Why should you choose a desktop photocopier?
Understanding the specificities of desktop photocopiers will help you determine if they are the best solution for you.
A user-friendly solution
Modern photocopiers are often referred to as multi-function printers (MFPs), as they not only copy documents but also scan or print them from a computer. Therefore, higher-end units tend to be quite complicated to operate, which can impair your office’s workflow if your staff is not properly trained. On the contrary, desktop photocopiers are smaller, simpler units that anyone can use with little or no prior training. Basic servicing like loading paper or changing toner and ink cartridges can also be performed by staff, thus saving time and money.
Saving space and time
As their name suggests, desktop units need fewer space than bulkier models designed for professional use. A desk or counter will be enough, which makes these machines suitable for domestic use. Small offices which don’t process large volumes of copies won’t have to invest too much capital or pay excessive maintenance fees.

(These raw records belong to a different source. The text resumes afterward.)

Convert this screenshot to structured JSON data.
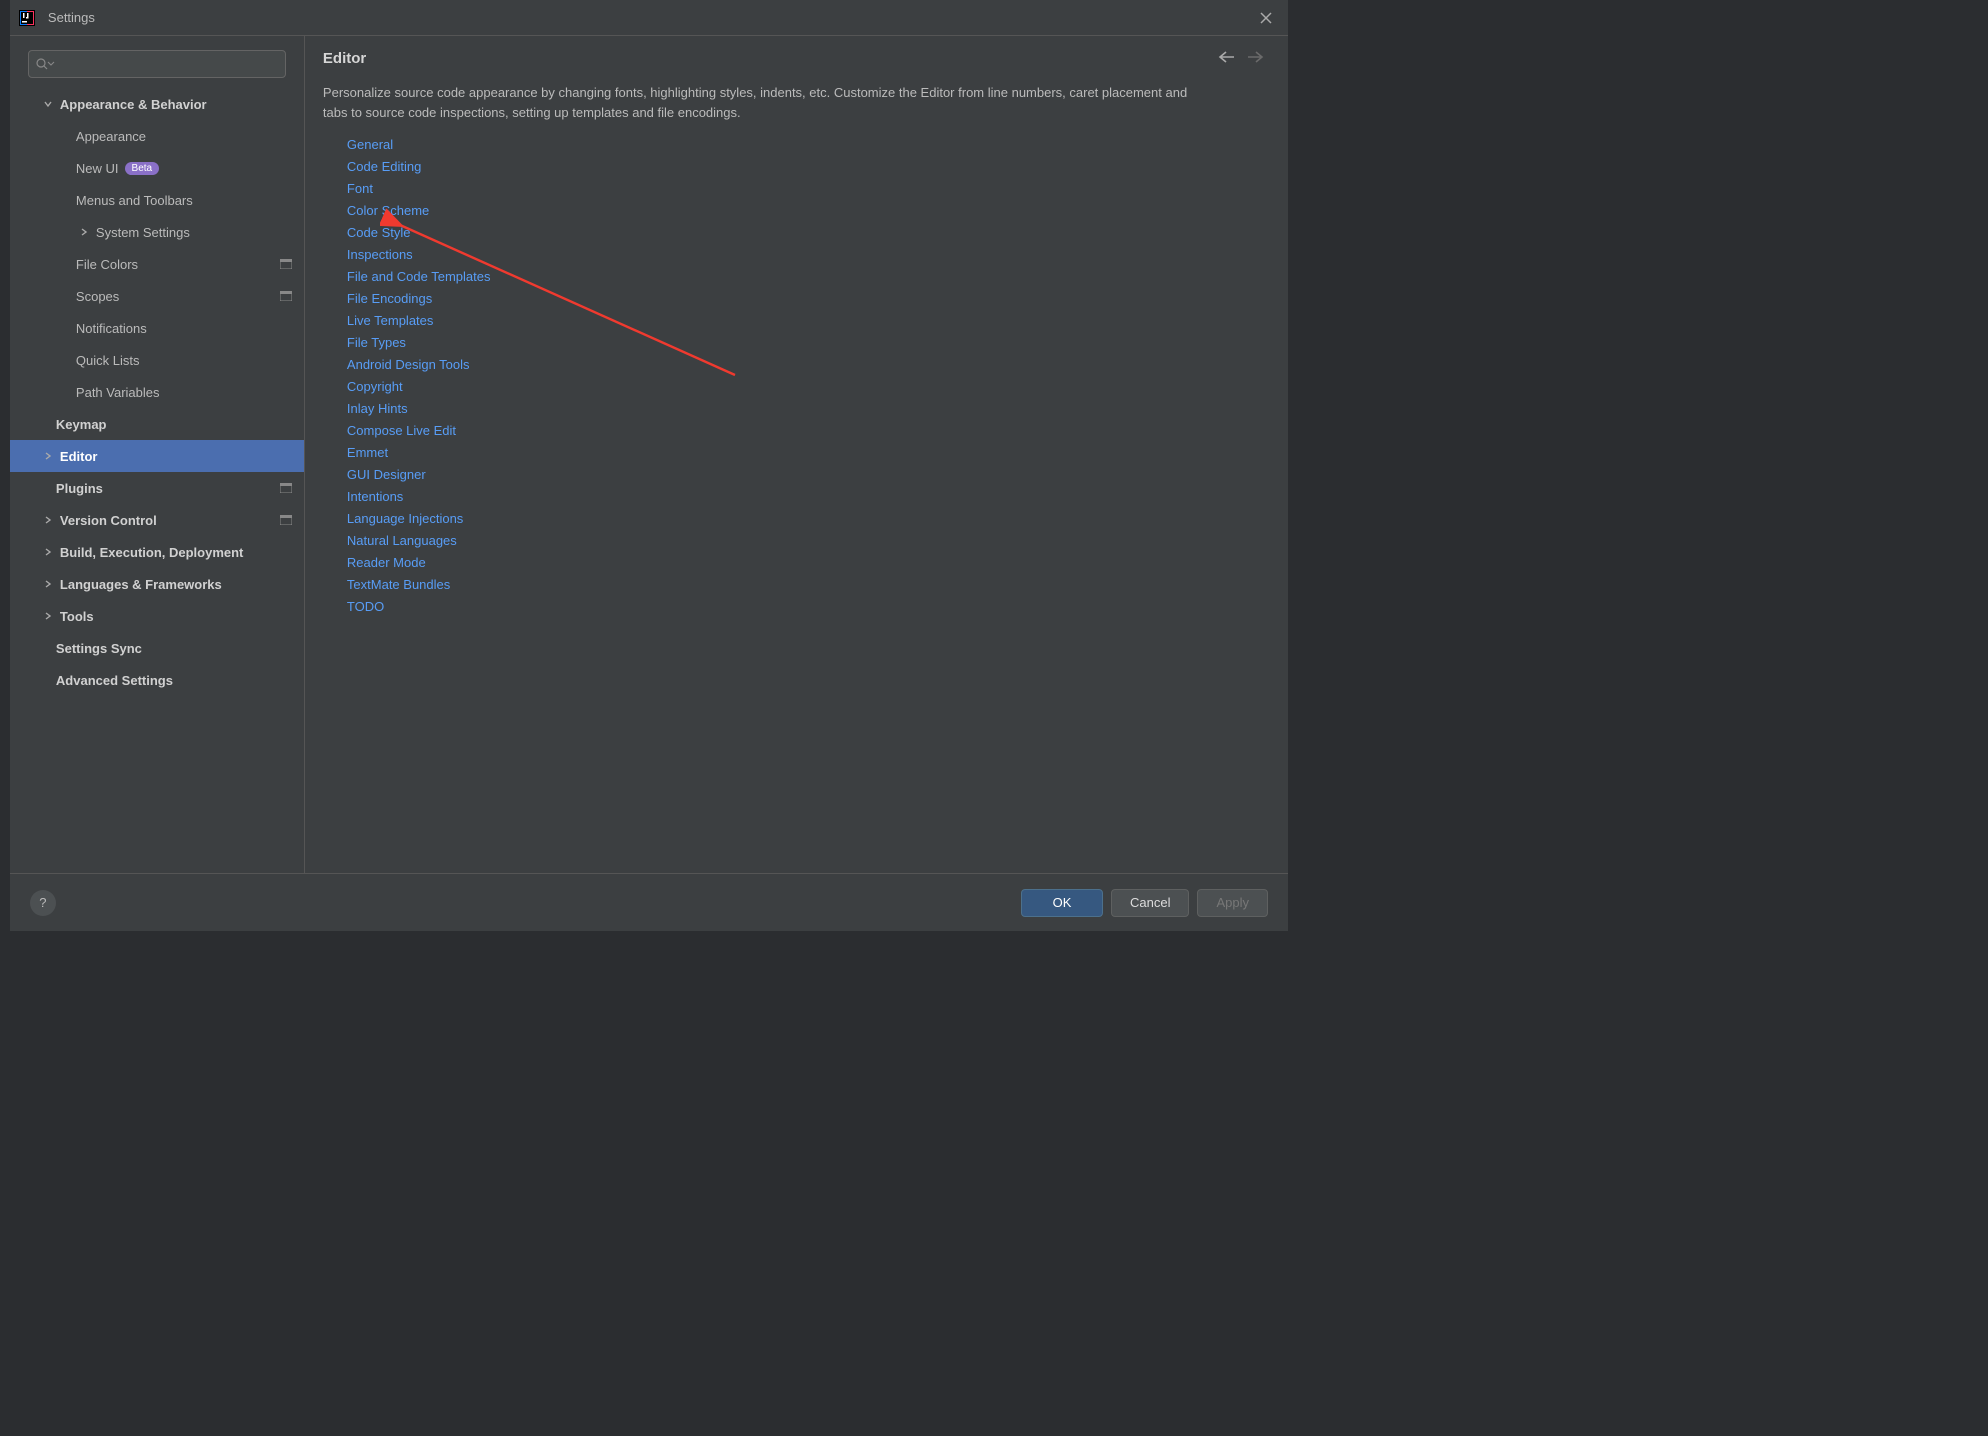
{
  "window": {
    "title": "Settings"
  },
  "sidebar": {
    "items": [
      {
        "label": "Appearance & Behavior",
        "depth": 1,
        "bold": true,
        "chev": "down"
      },
      {
        "label": "Appearance",
        "depth": 2
      },
      {
        "label": "New UI",
        "depth": 2,
        "badge": "Beta"
      },
      {
        "label": "Menus and Toolbars",
        "depth": 2
      },
      {
        "label": "System Settings",
        "depth": 2,
        "chev": "right"
      },
      {
        "label": "File Colors",
        "depth": 2,
        "projIcon": true
      },
      {
        "label": "Scopes",
        "depth": 2,
        "projIcon": true
      },
      {
        "label": "Notifications",
        "depth": 2
      },
      {
        "label": "Quick Lists",
        "depth": 2
      },
      {
        "label": "Path Variables",
        "depth": 2
      },
      {
        "label": "Keymap",
        "depth": 1,
        "bold": true
      },
      {
        "label": "Editor",
        "depth": 1,
        "bold": true,
        "chev": "right",
        "selected": true
      },
      {
        "label": "Plugins",
        "depth": 1,
        "bold": true,
        "projIcon": true
      },
      {
        "label": "Version Control",
        "depth": 1,
        "bold": true,
        "chev": "right",
        "projIcon": true
      },
      {
        "label": "Build, Execution, Deployment",
        "depth": 1,
        "bold": true,
        "chev": "right"
      },
      {
        "label": "Languages & Frameworks",
        "depth": 1,
        "bold": true,
        "chev": "right"
      },
      {
        "label": "Tools",
        "depth": 1,
        "bold": true,
        "chev": "right"
      },
      {
        "label": "Settings Sync",
        "depth": 1,
        "bold": true
      },
      {
        "label": "Advanced Settings",
        "depth": 1,
        "bold": true
      }
    ]
  },
  "main": {
    "title": "Editor",
    "description": "Personalize source code appearance by changing fonts, highlighting styles, indents, etc. Customize the Editor from line numbers, caret placement and tabs to source code inspections, setting up templates and file encodings.",
    "links": [
      "General",
      "Code Editing",
      "Font",
      "Color Scheme",
      "Code Style",
      "Inspections",
      "File and Code Templates",
      "File Encodings",
      "Live Templates",
      "File Types",
      "Android Design Tools",
      "Copyright",
      "Inlay Hints",
      "Compose Live Edit",
      "Emmet",
      "GUI Designer",
      "Intentions",
      "Language Injections",
      "Natural Languages",
      "Reader Mode",
      "TextMate Bundles",
      "TODO"
    ]
  },
  "footer": {
    "ok": "OK",
    "cancel": "Cancel",
    "apply": "Apply"
  }
}
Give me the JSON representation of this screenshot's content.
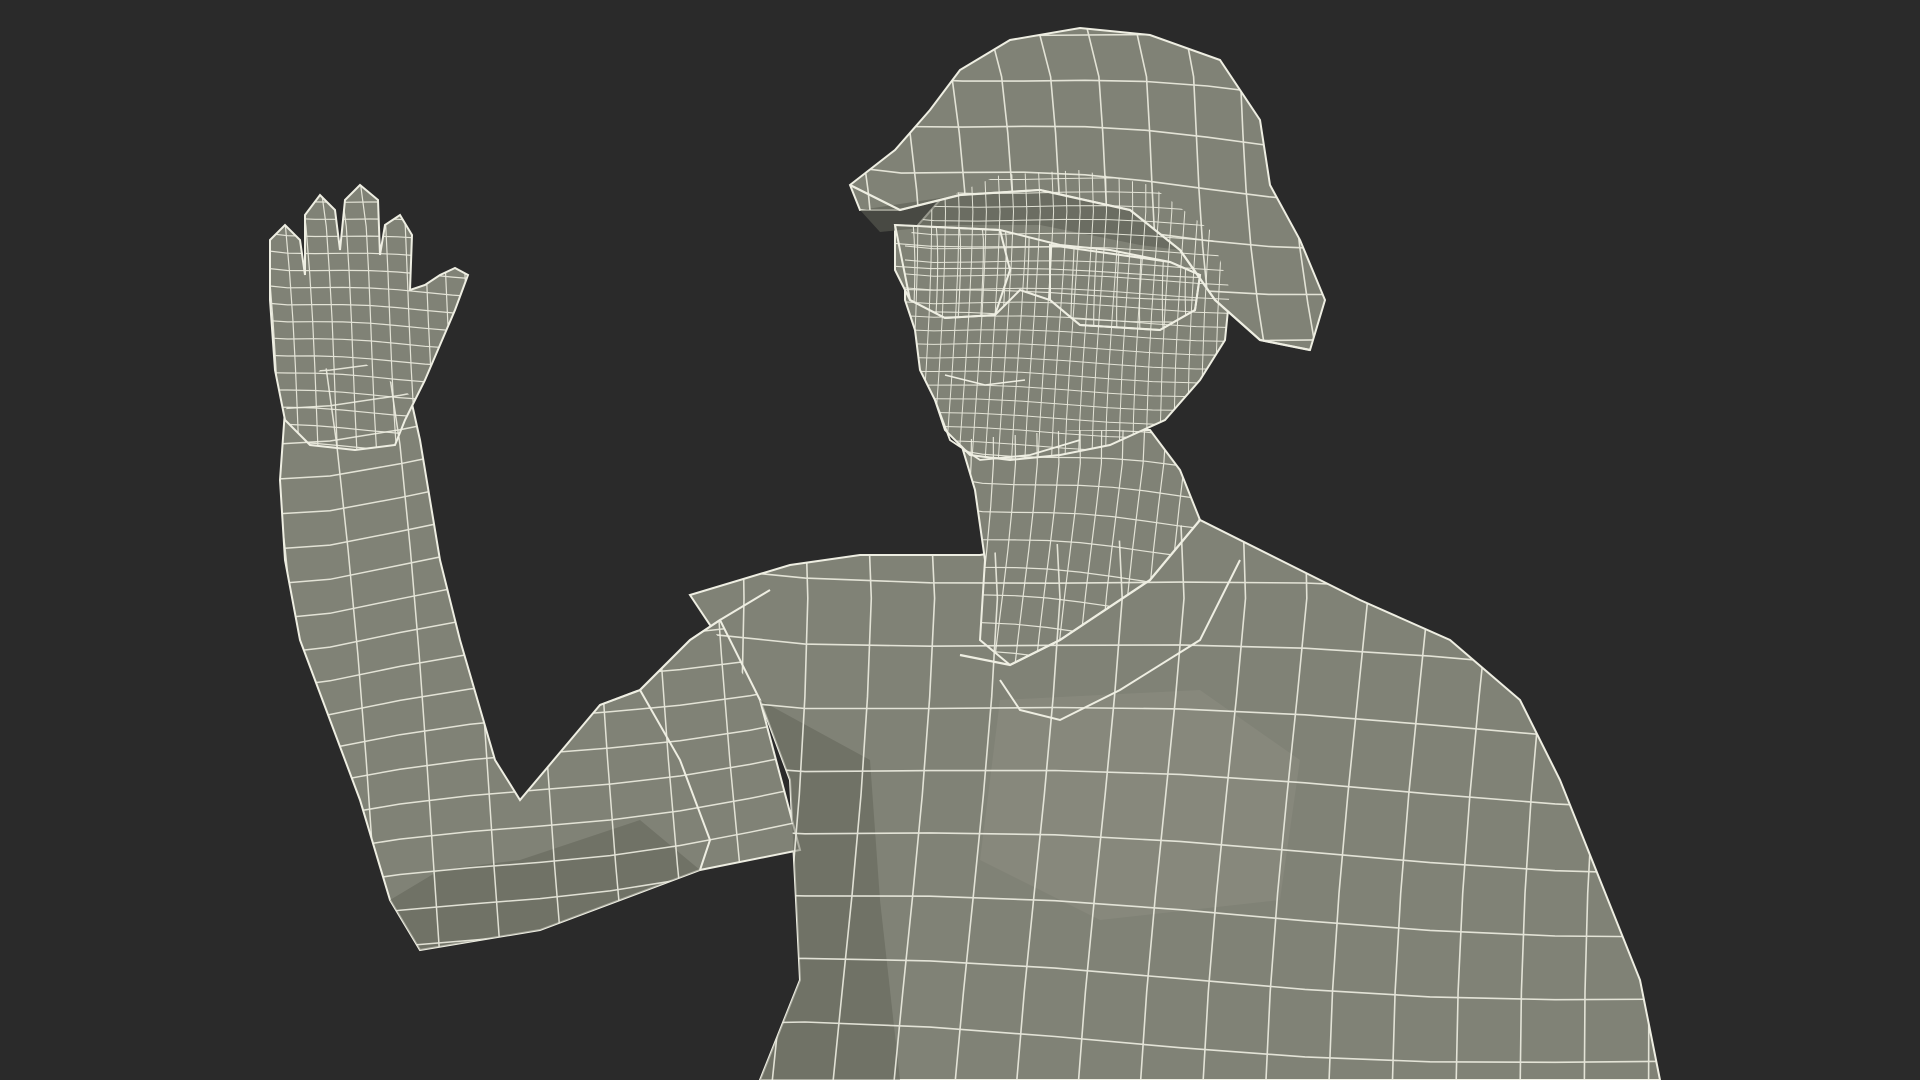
{
  "scene": {
    "background_color": "#2a2a2a",
    "mesh_fill_color": "#808276",
    "mesh_shadow_color": "#5d5f55",
    "mesh_highlight_color": "#9a9c90",
    "wire_color": "#eeeee2",
    "subject_icon": "wireframe-human-figure-icon"
  }
}
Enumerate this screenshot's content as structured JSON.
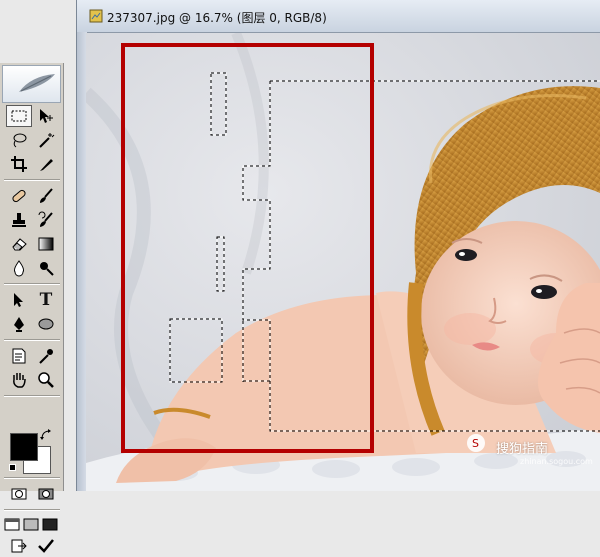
{
  "document": {
    "title": "237307.jpg @ 16.7% (图层 0, RGB/8)"
  },
  "toolbox": {
    "tools": [
      {
        "name": "rectangular-marquee",
        "active": true
      },
      {
        "name": "move"
      },
      {
        "name": "lasso"
      },
      {
        "name": "magic-wand"
      },
      {
        "name": "crop"
      },
      {
        "name": "slice"
      },
      {
        "name": "healing-brush"
      },
      {
        "name": "brush"
      },
      {
        "name": "clone-stamp"
      },
      {
        "name": "history-brush"
      },
      {
        "name": "eraser"
      },
      {
        "name": "gradient"
      },
      {
        "name": "blur"
      },
      {
        "name": "dodge"
      },
      {
        "name": "path-selection"
      },
      {
        "name": "type"
      },
      {
        "name": "pen"
      },
      {
        "name": "ellipse-shape"
      },
      {
        "name": "notes"
      },
      {
        "name": "eyedropper"
      },
      {
        "name": "hand"
      },
      {
        "name": "zoom"
      }
    ],
    "type_glyph": "T",
    "foreground_color": "#000000",
    "background_color": "#ffffff"
  },
  "watermark": {
    "text": "搜狗指南",
    "sub": "zhinan.sogou.com"
  },
  "colors": {
    "highlight_box": "#b40000",
    "hat": "#c98a2c",
    "skin": "#f2c9b4",
    "background_photo": "#d6d9df"
  }
}
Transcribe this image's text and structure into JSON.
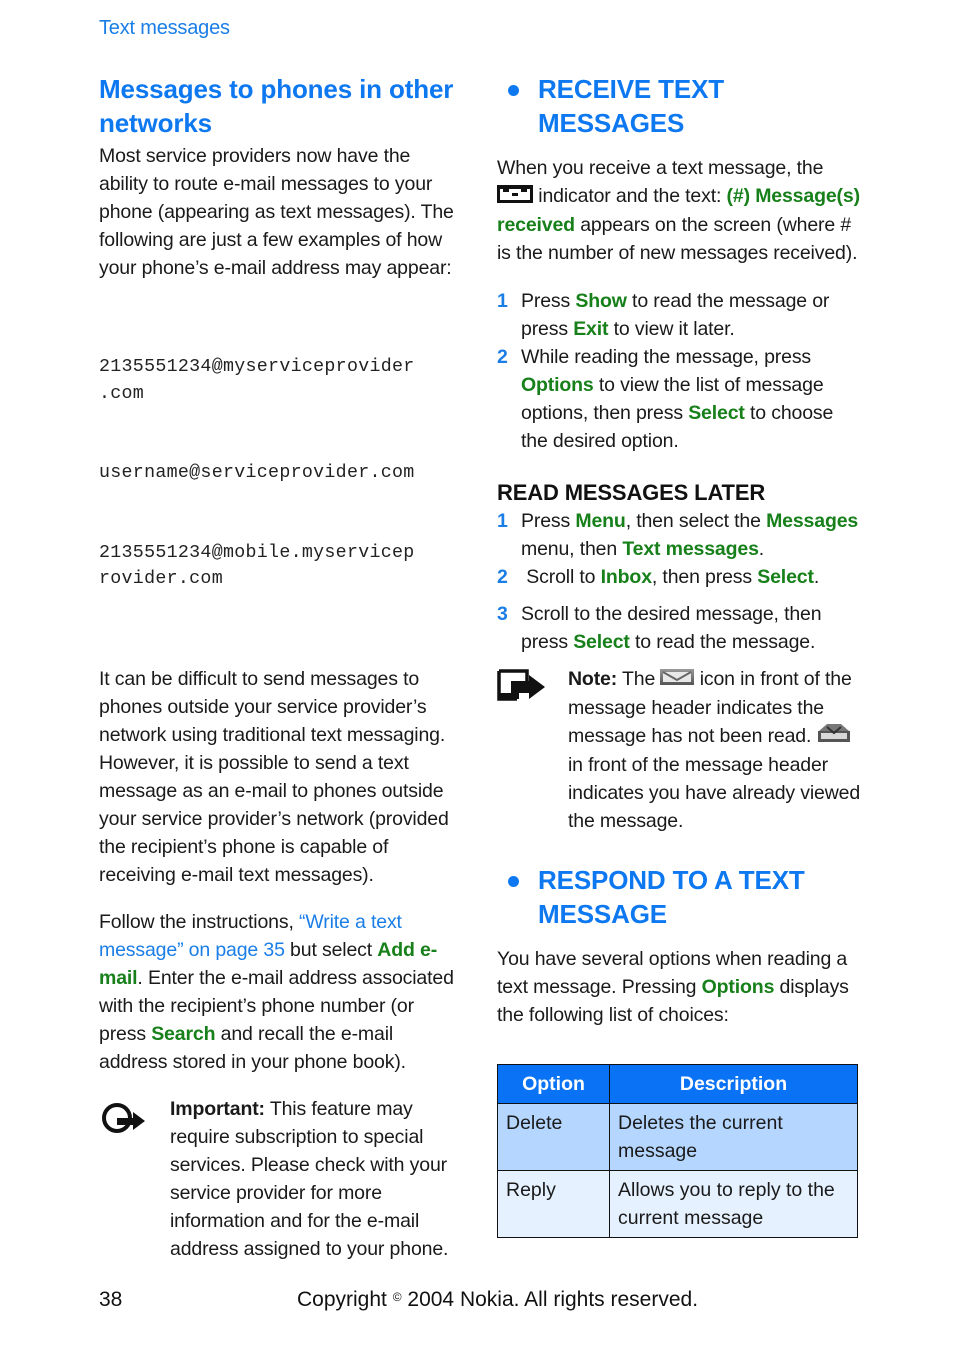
{
  "running_head": "Text messages",
  "left": {
    "heading": "Messages to phones in other networks",
    "intro": "Most service providers now have the ability to route e-mail messages to your phone (appearing as text messages). The following are just a few examples of how your phone’s e-mail address may appear:",
    "email_examples": [
      "2135551234@myserviceprovider\n.com",
      "username@serviceprovider.com",
      "2135551234@mobile.myservicep\nrovider.com"
    ],
    "para2": "It can be difficult to send messages to phones outside your service provider’s network using traditional text messaging. However, it is possible to send a text message as an e-mail to phones outside your service provider’s network (provided the recipient’s phone is capable of receiving e-mail text messages).",
    "para3": {
      "t1": "Follow the instructions, ",
      "link": "“Write a text message” on page 35",
      "t2": " but select ",
      "k1": "Add e-mail",
      "t3": ". Enter the e-mail address associated with the recipient’s phone number (or press ",
      "k2": "Search",
      "t4": " and recall the e-mail address stored in your phone book)."
    },
    "important": {
      "label": "Important:",
      "text": " This feature may require subscription to special services. Please check with your service provider for more information and for the e-mail address assigned to your phone."
    }
  },
  "right": {
    "receive": {
      "heading": "RECEIVE TEXT MESSAGES",
      "p": {
        "t1": "When you receive a text message, the ",
        "t2": " indicator and the text: ",
        "k1": "(#) Message(s) received",
        "t3": " appears on the screen (where # is the number of new messages received)."
      },
      "steps": [
        {
          "num": "1",
          "t1": "Press ",
          "k1": "Show",
          "t2": " to read the message or press ",
          "k2": "Exit",
          "t3": " to view it later."
        },
        {
          "num": "2",
          "t1": "While reading the message, press ",
          "k1": "Options",
          "t2": " to view the list of message options, then press ",
          "k2": "Select",
          "t3": " to choose the desired option."
        }
      ]
    },
    "read_later": {
      "heading": "READ MESSAGES LATER",
      "steps": [
        {
          "num": "1",
          "t1": "Press ",
          "k1": "Menu",
          "t2": ", then select the ",
          "k2": "Messages",
          "t3": " menu, then ",
          "k3": "Text messages",
          "t4": "."
        },
        {
          "num": "2",
          "t1": " Scroll to ",
          "k1": "Inbox",
          "t2": ", then press ",
          "k2": "Select",
          "t3": "."
        },
        {
          "num": "3",
          "t1": "Scroll to the desired message, then press ",
          "k1": "Select",
          "t2": " to read the message."
        }
      ],
      "note": {
        "label": "Note:",
        "t1": " The ",
        "t2": " icon in front of the message header indicates the message has not been read. ",
        "t3": " in front of the message header indicates you have already viewed the message."
      }
    },
    "respond": {
      "heading": "RESPOND TO A TEXT MESSAGE",
      "p": {
        "t1": "You have several options when reading a text message. Pressing ",
        "k1": "Options",
        "t2": " displays the following list of choices:"
      },
      "table": {
        "headers": [
          "Option",
          "Description"
        ],
        "rows": [
          [
            "Delete",
            "Deletes the current message"
          ],
          [
            "Reply",
            "Allows you to reply to the current message"
          ]
        ]
      }
    }
  },
  "footer": {
    "page_number": "38",
    "copyright_pre": "Copyright ",
    "copyright_symbol": "©",
    "copyright_post": " 2004 Nokia. All rights reserved."
  },
  "colors": {
    "heading_blue": "#0d78f0",
    "key_green": "#17801a",
    "table_header": "#0a73f5",
    "table_row1": "#b5d6ff",
    "table_row2": "#e6f1ff"
  }
}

Who are desktop photocopiers suitable for?
Home users and sole traders will definitely choose an MFP for all their printing and copying needs. Such a machine is perfect to print invoices or estimates and keep a copy for customer records. An architect, for instance, will be able to scan photos or copy blueprints, and print diagrams. Small independent companies or administrations generally don’t use their photocopier often, sometimes not even on a daily basis, so they don’t want machines needing a long preparation or operation time.
Technical and financial considerations
If a desktop photocopier seems to be a sensible choice for most users, there is more than just the unit’s size to consider. Technology and price must be taken into account to narrow the choice down.
Speed, resolution and paper capacity
First copy speed from standby is usually better than on larger units, but desktop photocopiers are a bit slower for copies and prints, between 10 and 30 pages per minute. Resolution is average, 600-1200 dpi in general. Colour units exist, and are of course more expensive. Paper capacity is reduced, but as loading the tray is easy it doesn’t take that much time. However, finishing tools like staplers or document folders may be hard to find on desktop models.
A look on prices
Like any other important piece of office equipment, desktop photocopiers can be rented as well as simply bought. Second-hand refurbished units are very popular as they may save you up to 75% compared to a brand new machine. In general, prices range from around £100 to £1,000 for high-end, more complete MFPs.